*Warning: This piece contains spoilers for episode nine of What If..?*
As much as some would’ve hoped for a purely anthological story, What If…? ends on a whimper by trying to tie in the series to the larger MCU in a way that feels strictly inconsequential. The Watcher (Jeffrey Wright) finally assembles a team of Multiversal Avengers, or in more apt terms, The Guardians of the Multiverse, to defeat Ultron (Ross Marquand). The team is comprised of Captain Carter (Hayley Atwell), T’Challa Star-Lord (Chadwick Boseman), Killmonger Black Panther (Michael B. Jordan), Party Thor (Chris Hemsworth), Doctor Strange Supreme (Benedict Cumberbatch) and Gamora (Cynthia McWilliams) who we have not seen in the show (aside from a brief cameo in the last episode) until now. She murdered Thanos (Josh Brolin) and took the Infinity Gauntlet for herself, but that episode is in season two instead of season one.
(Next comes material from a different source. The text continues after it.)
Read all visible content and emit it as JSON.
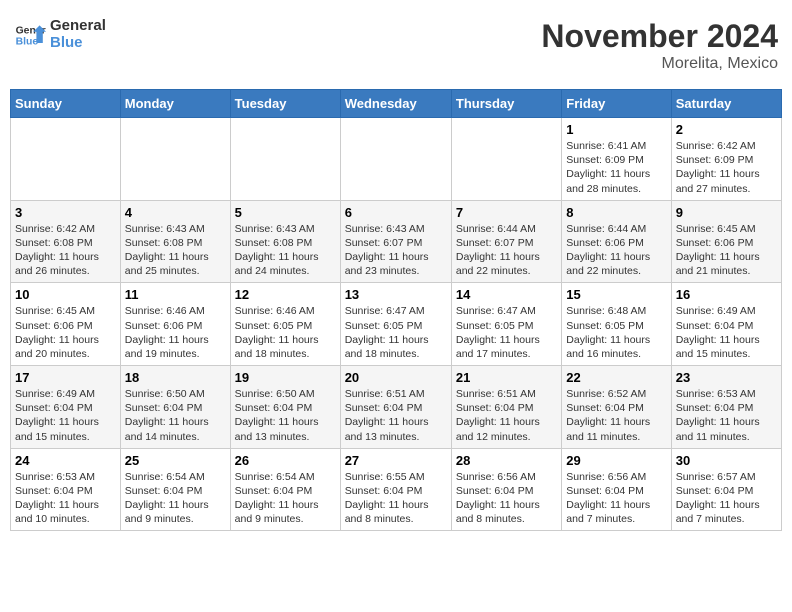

Some storylines were reshuffled due to COVID-19, but every other character on the team has had their backstories pre-established before the team-up finale. There was no reason for Gamora’s episode not to be integrated into season 1, even if it meant a slight delay, as her appearance feels more like an afterthought than a legitimately fleshed-out variation of the character.
We see Tony Stark (Mick Wingert) in the Hulkbuster, seemingly surviving whatever storyline he had with Gamora. Still, we won’t know the backstory behind her variation, therefore rendering any emotional connection non-existent. She’s barely in the episode and immediately gets lost in a climax that focuses too hard on Captain Carter and Doctor Strange Supreme. There are rumors that Carter will show up eventually in live-action, but that shouldn’t excuse the showrunners from making every team member feel whole and essential, just like in the live-action Avengers films.
In the Avengers movies, every character has their time to shine, and the synergy between them all crafts the friendship behind the team. In What If…?, since every character is from a different universe, their connection feels somewhat distant. They must put all of their differences aside to defeat an enemy that could potentially cause the end of all worlds. Ross Marquand is again terrific as Ultron, but the guardians easily defeat him without an ounce of fear from the heroes. When The Watcher fought him in last week’s episode, he couldn’t believe what was happening and, for the first time, was afraid of the potential impact on the multiverse.
None of the guardians are afraid of Ultron and treat him as a minor annoyance that becomes quickly defeated once Natasha Romanoff (Lake Bell) inserts Arnim Zola’s (Toby Jones) virus inside Ultron’s eye. Without much importance, a big battle ensues, and the characters go back to their original timeline, except Killmonger and Zola. They are trapped in a pocket dimension by Doctor Strange as they are both fighting for control over the Infinity Stones.
Because of this, What If…? felt more like a backdoor pilot for other MCU animated spinoffs on Disney+ than a show with an actual endgame (pun very much intended), and director Bryan Andrews confirmed that they were developing a T’Challa Star-Lord spinoff series. Sadly, due to Chadwick Boseman’s passing, the show will never see the light of day, but the director inadvertently confirmed how What If…? opens every single door for endless spinoffs.
If every single anthological storyline came together satisfyingly, then maybe it would’ve been worth watching in the end. But since there’s no emotional cohesion between the characters and the multiple multiversal storylines they create, the show ultimately feels quite hollow and barely scratches its untapped potential. Hell, it marketed itself as a series that would “explore” the multiverse, but it seemed so laser-focus on re-hashing Infinity Saga films with minor differences. The Captain Carter bits indeed showed how unconfident the show was, as it tweaked The First Avenger and The Winter Soldier without legitimately changing both films’ stories. A new “First Avenger” would drastically change the entire MCU, but What If…? is uninterested in exploring how odd spins could potentially shift the series since none of the multiversal worlds are well-defined, except for “a multiverse of endless possibilities.” Audiences are inclined to accept everything thrown at them “because multiverse,” but that’s no explanation for how variations work within the multiverse except for lazy writing. As the films and series are ready to crack open the multiverse, here’s hoping that “because multiverse” won’t be the norm to explain everything that’s going on, and the worlds will be more fleshed-out as the franchise goes along.
If not, the MCU likely peaked at Avengers: Endgame, and everything coming after it feels more like a fun distraction than anything else. And while there was enjoyment to be found in some episodes of What If…?, the finale proved how inconsequential and weightless the series was and that Marvel Studios is better off doing a show that would genuinely benefit the animated medium, like a Marvel Zombies, for example. Now that would rule.